Airborne Peace

Article excerpt

In Rwanda, Radio La Benevolencia uses soap operas to heal ethnic tensions

ON WEDNESDAYS IN Rwanda, just before sundown, the radios come to life. Farmers lay down their tools to gather under shade trees, fan clubs take their usual seats in the bars, and a hush settles over prison courtyards.

Each week, an estimated 85 percent of radio listeners in Rwanda tune their radio dials to the soap opera Musekeweya (New Dawn). Using a Romeo and Juliet plot to symbolize Hutus and Tutsis, the program teaches listeners how to prevent ethnic violence, embrace reconciliation, and heal the wounds of the past

In 1994, radio-borne hate propaganda helped prompt a Hutuled genocide of 75 percent of the ethnic minority Tutsis. Within three months, the genocide wiped out 10 percent of the Rwandan population - some 750,000 victims. Now, Musekeweya is reclaiming the radio to help survivors live together again.

"Musekeweya helped me calm down," says Kennedy Munyangeyo, a 36-year-old filmmaker from Kigali who lost his two brothers, several uncles, and a sister to the genocide. "I used to think that we should react by hating the people who did the genocide, but after ayear of listening to the show, I realize that if someone did a bad thing, the answer is not to react by doing more bad things," he says. "For this country to go forward we need to be honest and free in our spirits and minds."

Created by the Dutch nonprofit Radio La Benevolencija, in conjunction with some of the foremost psychologists, traumatologists, and university researchers in the United States, Musekeweya was first broadcast in 2003 on the government-controlled Radio Rwanda. Local Rwandans write the stories, and a cast of 35 Rwandan actors read the parts in Kinyarwanda, the country's main language. Today, Musekeweya can also be heard on privately owned radio stations in Burundi and the Democratic Republic of the Congo. Each week, soap coordinator Aimable Twahirwa receives up to 120 letters from fans. The show is so popular, he says, that parents are naming their children after the characters. And at a recent festival, more than 10,000 fans showed up to meet the actors. "The actors, they are like small gods here," he says.

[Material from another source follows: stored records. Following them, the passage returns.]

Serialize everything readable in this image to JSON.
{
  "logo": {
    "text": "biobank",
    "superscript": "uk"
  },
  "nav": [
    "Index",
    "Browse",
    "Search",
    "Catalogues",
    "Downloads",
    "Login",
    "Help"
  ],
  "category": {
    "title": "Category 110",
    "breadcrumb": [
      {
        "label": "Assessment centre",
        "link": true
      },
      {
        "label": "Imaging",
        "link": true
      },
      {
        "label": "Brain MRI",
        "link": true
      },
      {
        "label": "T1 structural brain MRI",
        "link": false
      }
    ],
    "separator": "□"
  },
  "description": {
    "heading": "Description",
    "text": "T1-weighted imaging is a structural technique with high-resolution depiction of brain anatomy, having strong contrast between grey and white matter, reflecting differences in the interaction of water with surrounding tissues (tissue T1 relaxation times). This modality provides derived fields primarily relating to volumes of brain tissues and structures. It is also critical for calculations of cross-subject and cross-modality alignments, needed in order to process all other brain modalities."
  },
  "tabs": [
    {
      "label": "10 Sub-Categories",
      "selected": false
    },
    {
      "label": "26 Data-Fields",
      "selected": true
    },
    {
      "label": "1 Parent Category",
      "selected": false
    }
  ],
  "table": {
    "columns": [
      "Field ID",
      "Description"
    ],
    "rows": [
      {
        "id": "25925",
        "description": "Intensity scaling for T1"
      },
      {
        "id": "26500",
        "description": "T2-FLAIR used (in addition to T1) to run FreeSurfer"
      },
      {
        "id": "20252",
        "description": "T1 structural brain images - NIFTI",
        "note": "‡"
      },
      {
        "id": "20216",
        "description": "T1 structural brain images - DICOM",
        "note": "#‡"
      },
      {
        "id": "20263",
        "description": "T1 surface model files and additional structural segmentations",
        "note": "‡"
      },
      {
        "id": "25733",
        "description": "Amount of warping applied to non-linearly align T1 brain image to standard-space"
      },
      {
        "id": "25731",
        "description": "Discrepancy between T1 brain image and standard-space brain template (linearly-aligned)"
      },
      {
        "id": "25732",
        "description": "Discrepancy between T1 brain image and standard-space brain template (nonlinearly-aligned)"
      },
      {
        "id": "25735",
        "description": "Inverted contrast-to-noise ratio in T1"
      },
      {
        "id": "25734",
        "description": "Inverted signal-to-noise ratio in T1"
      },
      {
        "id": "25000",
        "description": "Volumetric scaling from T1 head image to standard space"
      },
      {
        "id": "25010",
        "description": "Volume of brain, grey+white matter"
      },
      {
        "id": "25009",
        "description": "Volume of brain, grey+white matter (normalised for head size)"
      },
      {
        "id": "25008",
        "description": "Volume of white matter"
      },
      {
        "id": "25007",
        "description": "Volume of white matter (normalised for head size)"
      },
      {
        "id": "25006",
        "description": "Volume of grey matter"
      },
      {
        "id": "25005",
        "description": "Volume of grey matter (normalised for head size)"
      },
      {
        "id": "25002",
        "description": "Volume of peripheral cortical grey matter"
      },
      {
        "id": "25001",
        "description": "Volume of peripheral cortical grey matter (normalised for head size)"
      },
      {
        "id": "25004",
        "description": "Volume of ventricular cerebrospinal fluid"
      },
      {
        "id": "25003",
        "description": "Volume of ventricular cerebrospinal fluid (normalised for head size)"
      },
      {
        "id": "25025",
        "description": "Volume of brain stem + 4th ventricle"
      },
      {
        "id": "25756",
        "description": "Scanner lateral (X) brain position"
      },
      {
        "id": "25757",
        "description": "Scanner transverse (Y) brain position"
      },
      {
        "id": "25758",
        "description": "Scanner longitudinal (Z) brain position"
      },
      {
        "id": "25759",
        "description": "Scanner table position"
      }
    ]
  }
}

Yet the listeners are not just worshipful followers. Instead, finds a recent study, they are more likely than non-listeners to stand up to authority and to voice their own opinions. This kind of civic leadership can stop the slide toward genocide, says psychologist Ervin Staub. "Genocide is a societal process," he notes. "It takes not only bad leaders, but also followers and those who stand by and do nothing."


Musekeweya crackled onto the airwaves at a crucial moment in Rwandan history. In the late 19908, 1.5 million of the country's 8 million people were accused of participating in the genocide. The legal system and prisons were not prepared for this influx of cases, so community leaders created some 10,000 village tribunals, or "gacacas." After judgment from a jury of their peers, convicted participants could reduce their punishments through communal labor.

Because the genocide was so vast, convicted war criminals were also the neighbors, coworkers, and in-laws of the innocent "The accused would soon be free and returning to these villages, and it was very traumatizing to everyone who lived there," explains George Weiss, founder of Radio La Benevolencija.

At that time, Staub, a psychology professor at the University of Massachusetts, and Laurie Pearlman, a traumatologist at the Headington Institute in Pasadena, Calif., had just finished a three-year reconciliation training program in Rwanda. Their seminars reflected Staub's theory of the origins of genocide: It begins with scapegoating, leading to destructive ideology, and then culminates in actual violence. He describes his research in his book Roots of Evil.

"Government and nonprofit leaders at our workshops wanted us to reach a wider audience," says Pearlman. …